── Records for this exercise
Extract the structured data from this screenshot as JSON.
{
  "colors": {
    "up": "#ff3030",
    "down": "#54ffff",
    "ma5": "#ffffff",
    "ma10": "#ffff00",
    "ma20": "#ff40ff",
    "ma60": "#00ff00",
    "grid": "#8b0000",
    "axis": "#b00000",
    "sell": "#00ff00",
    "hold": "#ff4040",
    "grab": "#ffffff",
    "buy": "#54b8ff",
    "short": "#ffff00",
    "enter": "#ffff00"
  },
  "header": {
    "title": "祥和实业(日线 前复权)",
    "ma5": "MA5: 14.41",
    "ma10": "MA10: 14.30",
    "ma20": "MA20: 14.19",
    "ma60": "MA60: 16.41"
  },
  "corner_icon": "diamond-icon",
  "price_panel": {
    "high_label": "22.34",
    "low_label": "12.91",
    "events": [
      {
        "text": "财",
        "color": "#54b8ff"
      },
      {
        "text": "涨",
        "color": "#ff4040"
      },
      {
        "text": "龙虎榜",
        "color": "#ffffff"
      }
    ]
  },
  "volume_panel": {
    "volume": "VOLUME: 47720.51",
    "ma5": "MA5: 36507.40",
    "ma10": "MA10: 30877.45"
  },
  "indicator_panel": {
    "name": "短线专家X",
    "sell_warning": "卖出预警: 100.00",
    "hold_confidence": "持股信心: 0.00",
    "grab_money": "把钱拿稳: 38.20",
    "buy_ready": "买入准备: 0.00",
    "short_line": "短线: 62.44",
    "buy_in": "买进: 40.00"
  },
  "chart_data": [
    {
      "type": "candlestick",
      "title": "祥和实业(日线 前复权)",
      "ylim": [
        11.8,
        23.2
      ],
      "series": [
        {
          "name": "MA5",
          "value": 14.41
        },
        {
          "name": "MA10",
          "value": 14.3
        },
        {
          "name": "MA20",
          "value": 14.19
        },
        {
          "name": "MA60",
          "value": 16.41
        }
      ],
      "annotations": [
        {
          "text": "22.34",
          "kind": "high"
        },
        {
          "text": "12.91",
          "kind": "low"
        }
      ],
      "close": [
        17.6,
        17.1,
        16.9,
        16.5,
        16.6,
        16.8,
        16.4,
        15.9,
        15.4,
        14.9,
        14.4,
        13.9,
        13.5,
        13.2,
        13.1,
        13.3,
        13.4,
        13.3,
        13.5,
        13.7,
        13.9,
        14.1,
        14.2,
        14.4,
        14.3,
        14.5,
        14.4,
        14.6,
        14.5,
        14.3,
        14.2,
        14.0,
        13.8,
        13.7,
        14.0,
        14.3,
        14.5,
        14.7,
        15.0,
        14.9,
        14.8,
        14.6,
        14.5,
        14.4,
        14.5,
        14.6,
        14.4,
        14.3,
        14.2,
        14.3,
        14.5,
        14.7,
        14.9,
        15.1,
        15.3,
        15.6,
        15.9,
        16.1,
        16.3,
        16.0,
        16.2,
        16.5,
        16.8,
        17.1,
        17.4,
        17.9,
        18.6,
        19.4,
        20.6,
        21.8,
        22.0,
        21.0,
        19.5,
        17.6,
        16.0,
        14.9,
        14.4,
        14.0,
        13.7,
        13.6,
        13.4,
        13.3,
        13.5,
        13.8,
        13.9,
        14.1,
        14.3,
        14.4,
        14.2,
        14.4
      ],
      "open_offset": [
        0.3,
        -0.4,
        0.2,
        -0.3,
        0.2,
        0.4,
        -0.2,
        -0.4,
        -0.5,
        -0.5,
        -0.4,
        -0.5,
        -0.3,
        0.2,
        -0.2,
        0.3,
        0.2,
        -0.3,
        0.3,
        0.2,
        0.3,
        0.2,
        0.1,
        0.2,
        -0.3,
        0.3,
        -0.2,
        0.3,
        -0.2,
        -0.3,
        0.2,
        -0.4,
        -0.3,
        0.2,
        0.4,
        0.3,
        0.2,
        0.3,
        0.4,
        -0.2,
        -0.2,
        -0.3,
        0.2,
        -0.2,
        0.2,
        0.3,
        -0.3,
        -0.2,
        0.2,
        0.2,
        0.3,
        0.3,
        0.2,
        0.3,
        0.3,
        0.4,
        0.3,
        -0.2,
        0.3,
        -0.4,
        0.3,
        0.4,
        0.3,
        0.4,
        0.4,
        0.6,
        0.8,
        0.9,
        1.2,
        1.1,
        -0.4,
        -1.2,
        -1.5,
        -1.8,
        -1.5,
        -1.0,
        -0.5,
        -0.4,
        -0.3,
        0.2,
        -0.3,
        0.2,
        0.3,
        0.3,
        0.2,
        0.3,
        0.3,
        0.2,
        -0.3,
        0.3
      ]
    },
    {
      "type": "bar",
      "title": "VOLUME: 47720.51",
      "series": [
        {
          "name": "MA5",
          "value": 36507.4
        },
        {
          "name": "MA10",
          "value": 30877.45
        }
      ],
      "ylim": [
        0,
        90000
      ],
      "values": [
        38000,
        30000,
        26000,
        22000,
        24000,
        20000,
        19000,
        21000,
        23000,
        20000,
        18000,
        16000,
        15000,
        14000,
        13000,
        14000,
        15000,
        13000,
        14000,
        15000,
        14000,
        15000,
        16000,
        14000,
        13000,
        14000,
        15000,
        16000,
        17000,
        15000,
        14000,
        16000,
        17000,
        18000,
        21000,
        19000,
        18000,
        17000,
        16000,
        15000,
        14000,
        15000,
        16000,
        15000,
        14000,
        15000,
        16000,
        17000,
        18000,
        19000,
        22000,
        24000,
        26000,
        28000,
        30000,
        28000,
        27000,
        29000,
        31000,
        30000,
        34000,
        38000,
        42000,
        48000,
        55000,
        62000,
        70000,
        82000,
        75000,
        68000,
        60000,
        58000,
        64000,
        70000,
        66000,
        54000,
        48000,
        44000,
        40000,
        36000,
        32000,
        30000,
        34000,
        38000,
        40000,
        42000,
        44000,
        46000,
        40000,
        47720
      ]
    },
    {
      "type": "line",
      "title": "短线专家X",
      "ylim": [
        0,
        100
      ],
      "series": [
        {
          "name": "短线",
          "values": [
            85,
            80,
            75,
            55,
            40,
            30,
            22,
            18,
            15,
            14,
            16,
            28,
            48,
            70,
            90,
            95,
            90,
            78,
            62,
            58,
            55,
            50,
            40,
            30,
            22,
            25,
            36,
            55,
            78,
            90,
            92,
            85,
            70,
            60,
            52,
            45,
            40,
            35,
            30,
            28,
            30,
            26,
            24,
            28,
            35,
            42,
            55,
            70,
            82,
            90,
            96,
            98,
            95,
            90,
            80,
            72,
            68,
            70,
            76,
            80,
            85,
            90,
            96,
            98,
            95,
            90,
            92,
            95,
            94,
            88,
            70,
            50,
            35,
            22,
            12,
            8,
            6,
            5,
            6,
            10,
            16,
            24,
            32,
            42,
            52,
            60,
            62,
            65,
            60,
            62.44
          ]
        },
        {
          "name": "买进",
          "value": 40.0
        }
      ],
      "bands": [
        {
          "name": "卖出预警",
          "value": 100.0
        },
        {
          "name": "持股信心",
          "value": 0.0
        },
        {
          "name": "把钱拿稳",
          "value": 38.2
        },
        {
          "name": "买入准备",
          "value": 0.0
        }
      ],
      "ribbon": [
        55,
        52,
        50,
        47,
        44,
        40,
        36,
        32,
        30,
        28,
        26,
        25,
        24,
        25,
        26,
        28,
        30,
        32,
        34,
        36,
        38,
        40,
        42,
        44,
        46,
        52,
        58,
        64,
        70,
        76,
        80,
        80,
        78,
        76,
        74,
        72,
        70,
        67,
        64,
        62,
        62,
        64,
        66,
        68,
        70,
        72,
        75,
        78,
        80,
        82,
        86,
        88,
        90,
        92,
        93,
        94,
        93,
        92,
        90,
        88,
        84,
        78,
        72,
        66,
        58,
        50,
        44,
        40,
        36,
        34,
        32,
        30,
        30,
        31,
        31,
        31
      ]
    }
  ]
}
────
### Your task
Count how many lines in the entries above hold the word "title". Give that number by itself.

### Exercise answer
4